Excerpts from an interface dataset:

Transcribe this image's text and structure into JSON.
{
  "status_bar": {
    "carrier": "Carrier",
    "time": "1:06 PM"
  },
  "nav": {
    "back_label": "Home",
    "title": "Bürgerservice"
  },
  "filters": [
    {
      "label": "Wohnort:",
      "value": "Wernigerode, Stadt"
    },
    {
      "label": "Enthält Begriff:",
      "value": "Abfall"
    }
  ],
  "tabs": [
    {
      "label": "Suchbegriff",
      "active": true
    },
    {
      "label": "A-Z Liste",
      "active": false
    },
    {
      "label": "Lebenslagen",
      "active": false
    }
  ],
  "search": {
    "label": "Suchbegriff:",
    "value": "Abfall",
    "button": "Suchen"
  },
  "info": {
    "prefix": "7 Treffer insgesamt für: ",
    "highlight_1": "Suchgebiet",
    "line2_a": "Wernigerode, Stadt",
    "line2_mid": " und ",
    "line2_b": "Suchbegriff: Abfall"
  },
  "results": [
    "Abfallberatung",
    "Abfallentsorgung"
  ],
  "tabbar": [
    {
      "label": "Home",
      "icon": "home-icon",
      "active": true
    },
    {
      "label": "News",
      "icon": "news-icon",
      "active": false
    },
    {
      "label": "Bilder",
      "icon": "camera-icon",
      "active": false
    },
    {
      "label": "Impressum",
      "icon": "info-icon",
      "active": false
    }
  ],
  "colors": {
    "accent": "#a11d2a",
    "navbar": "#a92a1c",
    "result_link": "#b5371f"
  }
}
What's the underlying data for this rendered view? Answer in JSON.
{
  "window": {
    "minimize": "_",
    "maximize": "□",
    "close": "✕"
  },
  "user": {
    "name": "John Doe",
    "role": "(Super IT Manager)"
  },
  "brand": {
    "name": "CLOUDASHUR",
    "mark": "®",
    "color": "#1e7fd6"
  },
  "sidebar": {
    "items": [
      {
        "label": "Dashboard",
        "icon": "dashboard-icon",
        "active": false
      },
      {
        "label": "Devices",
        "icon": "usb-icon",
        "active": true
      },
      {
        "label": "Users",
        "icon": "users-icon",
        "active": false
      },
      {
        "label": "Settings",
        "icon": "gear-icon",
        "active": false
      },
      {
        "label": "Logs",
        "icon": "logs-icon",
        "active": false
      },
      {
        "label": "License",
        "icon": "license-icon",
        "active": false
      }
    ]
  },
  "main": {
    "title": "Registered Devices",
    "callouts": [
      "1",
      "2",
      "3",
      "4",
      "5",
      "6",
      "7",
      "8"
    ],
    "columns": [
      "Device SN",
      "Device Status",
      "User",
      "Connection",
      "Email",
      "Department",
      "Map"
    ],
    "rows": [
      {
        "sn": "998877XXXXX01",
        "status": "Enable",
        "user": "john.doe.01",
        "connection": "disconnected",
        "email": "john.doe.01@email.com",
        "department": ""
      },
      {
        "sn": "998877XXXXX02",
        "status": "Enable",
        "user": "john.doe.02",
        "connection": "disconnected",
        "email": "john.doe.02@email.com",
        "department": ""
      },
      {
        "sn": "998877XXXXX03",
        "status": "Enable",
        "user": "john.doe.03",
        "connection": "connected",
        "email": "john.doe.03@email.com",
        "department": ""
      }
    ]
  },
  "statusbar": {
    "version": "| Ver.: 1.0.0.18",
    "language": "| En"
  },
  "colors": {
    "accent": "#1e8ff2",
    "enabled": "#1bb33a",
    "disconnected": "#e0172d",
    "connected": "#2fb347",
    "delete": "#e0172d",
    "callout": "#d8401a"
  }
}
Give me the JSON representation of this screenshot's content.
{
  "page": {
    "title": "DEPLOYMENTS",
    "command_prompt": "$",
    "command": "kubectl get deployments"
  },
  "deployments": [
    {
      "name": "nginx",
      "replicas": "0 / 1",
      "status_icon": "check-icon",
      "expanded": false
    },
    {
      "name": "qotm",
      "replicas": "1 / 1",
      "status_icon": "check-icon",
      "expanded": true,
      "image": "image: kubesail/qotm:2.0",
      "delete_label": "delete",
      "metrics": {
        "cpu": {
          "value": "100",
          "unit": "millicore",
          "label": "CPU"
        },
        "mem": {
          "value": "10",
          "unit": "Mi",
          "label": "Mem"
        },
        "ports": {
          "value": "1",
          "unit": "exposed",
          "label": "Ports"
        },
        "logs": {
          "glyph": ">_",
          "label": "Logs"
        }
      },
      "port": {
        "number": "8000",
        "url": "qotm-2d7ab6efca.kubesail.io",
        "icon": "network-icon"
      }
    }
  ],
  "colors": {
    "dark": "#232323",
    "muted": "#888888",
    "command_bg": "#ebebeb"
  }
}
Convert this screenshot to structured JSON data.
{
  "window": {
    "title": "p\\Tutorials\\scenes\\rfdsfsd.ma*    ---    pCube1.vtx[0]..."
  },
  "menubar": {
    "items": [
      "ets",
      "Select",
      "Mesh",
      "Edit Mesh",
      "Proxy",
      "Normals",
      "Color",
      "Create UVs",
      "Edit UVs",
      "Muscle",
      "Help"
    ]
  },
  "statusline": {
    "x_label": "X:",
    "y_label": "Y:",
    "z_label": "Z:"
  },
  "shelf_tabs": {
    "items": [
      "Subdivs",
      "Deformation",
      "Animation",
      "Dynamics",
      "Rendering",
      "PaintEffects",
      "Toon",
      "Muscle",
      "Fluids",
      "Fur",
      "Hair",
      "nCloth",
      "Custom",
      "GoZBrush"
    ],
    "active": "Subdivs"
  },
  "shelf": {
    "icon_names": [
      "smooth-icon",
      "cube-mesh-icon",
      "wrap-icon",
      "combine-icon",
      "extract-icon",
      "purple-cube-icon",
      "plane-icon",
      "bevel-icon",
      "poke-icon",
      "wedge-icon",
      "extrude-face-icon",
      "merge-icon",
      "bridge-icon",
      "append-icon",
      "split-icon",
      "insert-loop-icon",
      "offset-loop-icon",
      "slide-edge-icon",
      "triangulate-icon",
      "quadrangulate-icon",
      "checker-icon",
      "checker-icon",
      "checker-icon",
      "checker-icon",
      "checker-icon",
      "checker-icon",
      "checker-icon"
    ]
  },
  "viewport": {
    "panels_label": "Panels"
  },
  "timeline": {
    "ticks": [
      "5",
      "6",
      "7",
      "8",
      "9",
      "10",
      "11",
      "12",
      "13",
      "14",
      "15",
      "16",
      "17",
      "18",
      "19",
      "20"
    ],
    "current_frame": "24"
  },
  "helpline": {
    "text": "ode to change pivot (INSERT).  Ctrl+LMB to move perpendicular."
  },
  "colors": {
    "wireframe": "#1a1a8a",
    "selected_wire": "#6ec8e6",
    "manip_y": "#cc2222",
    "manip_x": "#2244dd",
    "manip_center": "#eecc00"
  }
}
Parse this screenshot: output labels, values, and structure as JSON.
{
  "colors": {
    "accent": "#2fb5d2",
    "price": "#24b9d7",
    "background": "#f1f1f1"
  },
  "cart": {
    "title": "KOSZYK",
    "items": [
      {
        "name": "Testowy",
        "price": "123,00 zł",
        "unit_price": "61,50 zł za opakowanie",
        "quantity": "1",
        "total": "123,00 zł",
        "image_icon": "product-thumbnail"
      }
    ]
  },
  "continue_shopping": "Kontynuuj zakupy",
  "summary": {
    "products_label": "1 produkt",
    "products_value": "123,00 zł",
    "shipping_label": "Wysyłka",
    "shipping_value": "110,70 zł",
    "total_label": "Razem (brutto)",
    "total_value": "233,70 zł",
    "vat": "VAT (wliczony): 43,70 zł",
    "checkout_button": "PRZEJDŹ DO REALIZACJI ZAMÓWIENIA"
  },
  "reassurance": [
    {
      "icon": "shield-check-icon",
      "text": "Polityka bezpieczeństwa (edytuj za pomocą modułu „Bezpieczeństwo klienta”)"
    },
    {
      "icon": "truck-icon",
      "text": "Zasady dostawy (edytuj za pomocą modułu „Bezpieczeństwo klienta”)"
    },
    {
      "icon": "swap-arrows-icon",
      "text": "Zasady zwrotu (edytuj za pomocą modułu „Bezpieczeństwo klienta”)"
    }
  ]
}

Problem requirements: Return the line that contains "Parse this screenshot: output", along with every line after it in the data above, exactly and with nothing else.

Exercise response:
Parse this screenshot: output labels, values, and structure as JSON.
{
  "colors": {
    "accent": "#2fb5d2",
    "price": "#24b9d7",
    "background": "#f1f1f1"
  },
  "cart": {
    "title": "KOSZYK",
    "items": [
      {
        "name": "Testowy",
        "price": "123,00 zł",
        "unit_price": "61,50 zł za opakowanie",
        "quantity": "1",
        "total": "123,00 zł",
        "image_icon": "product-thumbnail"
      }
    ]
  },
  "continue_shopping": "Kontynuuj zakupy",
  "summary": {
    "products_label": "1 produkt",
    "products_value": "123,00 zł",
    "shipping_label": "Wysyłka",
    "shipping_value": "110,70 zł",
    "total_label": "Razem (brutto)",
    "total_value": "233,70 zł",
    "vat": "VAT (wliczony): 43,70 zł",
    "checkout_button": "PRZEJDŹ DO REALIZACJI ZAMÓWIENIA"
  },
  "reassurance": [
    {
      "icon": "shield-check-icon",
      "text": "Polityka bezpieczeństwa (edytuj za pomocą modułu „Bezpieczeństwo klienta”)"
    },
    {
      "icon": "truck-icon",
      "text": "Zasady dostawy (edytuj za pomocą modułu „Bezpieczeństwo klienta”)"
    },
    {
      "icon": "swap-arrows-icon",
      "text": "Zasady zwrotu (edytuj za pomocą modułu „Bezpieczeństwo klienta”)"
    }
  ]
}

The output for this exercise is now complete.